6 Things You Should Know About Liars
1. Prolific Liars Think They Are Good Liars – According to a 2019 study, prolific liars consider themselves to be a good liar. Brianna Verigin and other co-authors of the study explain that good liars seem to be responsible for a disproportionate amount of lies in daily life. The findings demonstrate that “higher self-reported ratings of individuals’ deception ability were positively correlated with self-reports of telling a greater number of lies each day.” Deception, for the prolific liar, is not an unconscious habit of stretching the truth. Instead, it involves skill and strategy to make a lie hard to spot.
2. They Prefer Lying Face-to-Face – Researchers also found that higher self-reported deception ability was correlated with preferring to tell lies face-to-face, but not correlated with preference in telling lies via text message, phone call, email, or social media. This study fits in with a 2017 study which also examined characteristics of self-reported good versus poor liars, showing that “self-perceived good liars most commonly lied via face-to-face interactions versus through text chat.” The research here suggests that this could be a strategic decision of the prolific liar in that verbal strategies of deception work best face-to-face.
3. The Most Common Recipients of the Prolific Liars’ Lies – This study found that skilled liars tend to deceive mostly their friends, colleagues, and romantic partners as opposed to family, employers, or authority figures. The authors explain that this suggests that good liars are not as restricted in who they lie to as poor liars, who past research has shown tend to tell more lies to casual acquaintances and strangers than to friends and family.

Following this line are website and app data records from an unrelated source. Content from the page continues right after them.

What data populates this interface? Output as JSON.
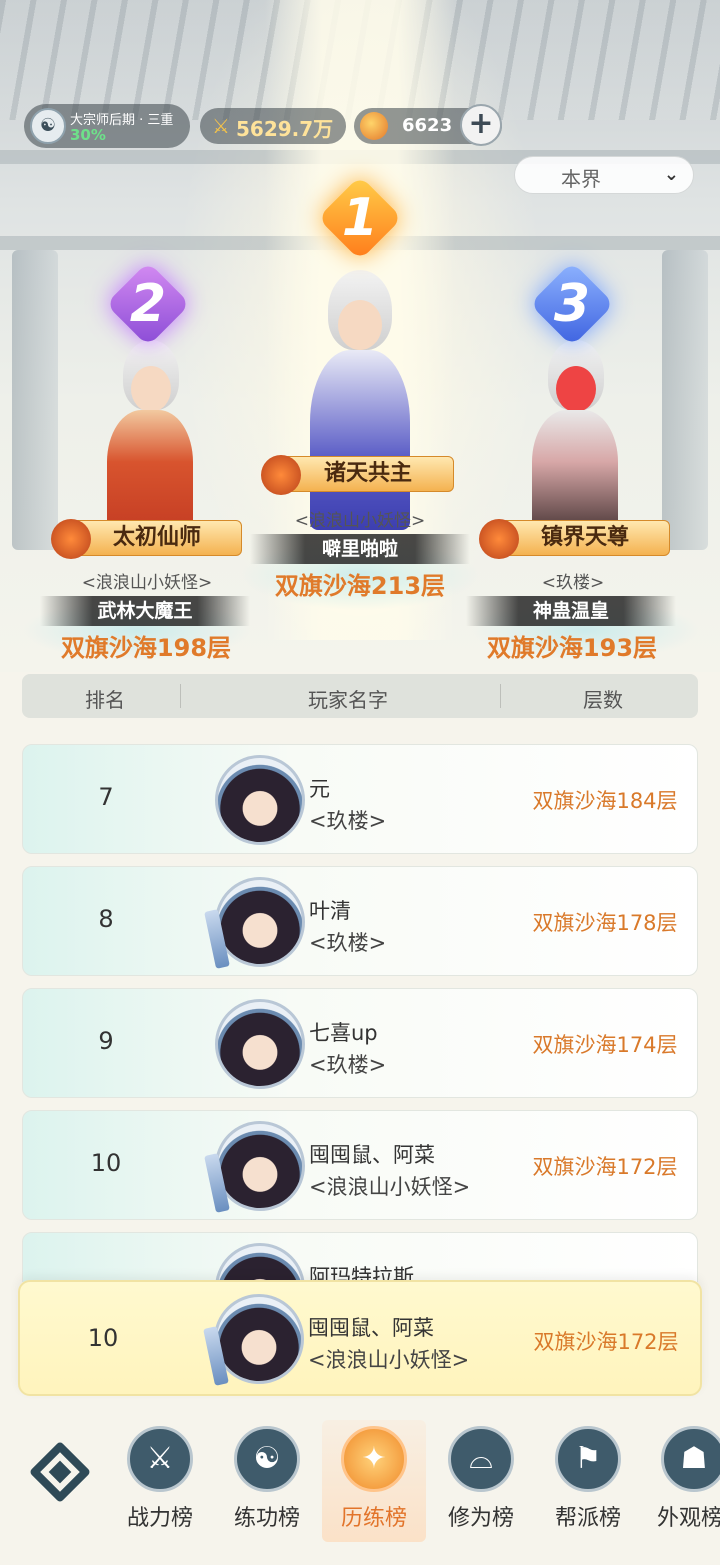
{
  "status": {
    "realm_name": "大宗师后期 · 三重",
    "realm_progress": "30%",
    "power": "5629.7万",
    "currency": "6623",
    "add_label": "+"
  },
  "scope": {
    "selected": "本界"
  },
  "podium": [
    {
      "rank": "1",
      "title": "诸天共主",
      "guild": "<浪浪山小妖怪>",
      "name": "噼里啪啦",
      "floor": "双旗沙海213层"
    },
    {
      "rank": "2",
      "title": "太初仙师",
      "guild": "<浪浪山小妖怪>",
      "name": "武林大魔王",
      "floor": "双旗沙海198层"
    },
    {
      "rank": "3",
      "title": "镇界天尊",
      "guild": "<玖楼>",
      "name": "神蛊温皇",
      "floor": "双旗沙海193层"
    }
  ],
  "table": {
    "headers": {
      "rank": "排名",
      "name": "玩家名字",
      "floor": "层数"
    },
    "rows": [
      {
        "rank": "7",
        "name": "元",
        "guild": "<玖楼>",
        "floor": "双旗沙海184层"
      },
      {
        "rank": "8",
        "name": "叶清",
        "guild": "<玖楼>",
        "floor": "双旗沙海178层"
      },
      {
        "rank": "9",
        "name": "七喜up",
        "guild": "<玖楼>",
        "floor": "双旗沙海174层"
      },
      {
        "rank": "10",
        "name": "囤囤鼠、阿菜",
        "guild": "<浪浪山小妖怪>",
        "floor": "双旗沙海172层"
      },
      {
        "rank": "",
        "name": "阿玛特拉斯",
        "guild": "",
        "floor": ""
      }
    ]
  },
  "my_rank": {
    "rank": "10",
    "name": "囤囤鼠、阿菜",
    "guild": "<浪浪山小妖怪>",
    "floor": "双旗沙海172层"
  },
  "nav": [
    {
      "label": "战力榜",
      "icon": "crossed-swords-icon"
    },
    {
      "label": "练功榜",
      "icon": "yin-yang-icon"
    },
    {
      "label": "历练榜",
      "icon": "star-burst-icon"
    },
    {
      "label": "修为榜",
      "icon": "scholar-hat-icon"
    },
    {
      "label": "帮派榜",
      "icon": "banner-icon"
    },
    {
      "label": "外观榜",
      "icon": "mask-icon"
    }
  ],
  "colors": {
    "accent": "#e2742a",
    "floor_text": "#d9792a",
    "nav_icon": "#3f5b6b"
  }
}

4. They Tend to Tell Inconsequential Lies – Another finding from the study shows that an expert liar would tend to tell more inconsequential lies than lies of serious consequence. The findings from the self-reports reveal that an increased ability to deceive was positively correlated with higher endorsement of telling white lies and exaggerations within the past 24 hours. The authors of this study theorize that “people who believe they can get away with such minor falsehoods may be more inclined to include them frequently in daily interactions.”
5. The Majority of Lies Are Told by a Minority of Liars – Previous research reveals that most people are honest most of the time and that the vast majority of lies are only told by a handful of liars. In fact, a 2010 study of 1,000 participants found that 50 percent of all the lies reported in a 24-hour period were told by 5 percent of the respondents, the prolific liars.
6. Men or Women: Who Is the Better Liar? – The 2019 study found that men are twice as likely as women to consider themselves to be good at lying and at getting away with it. Out of the self-reported poor liars, 70 percent were female compared to 30 percent male. Additionally, from the participants who identified themselves to be good liars, about 62 percent were male whereas around 37 percent were female.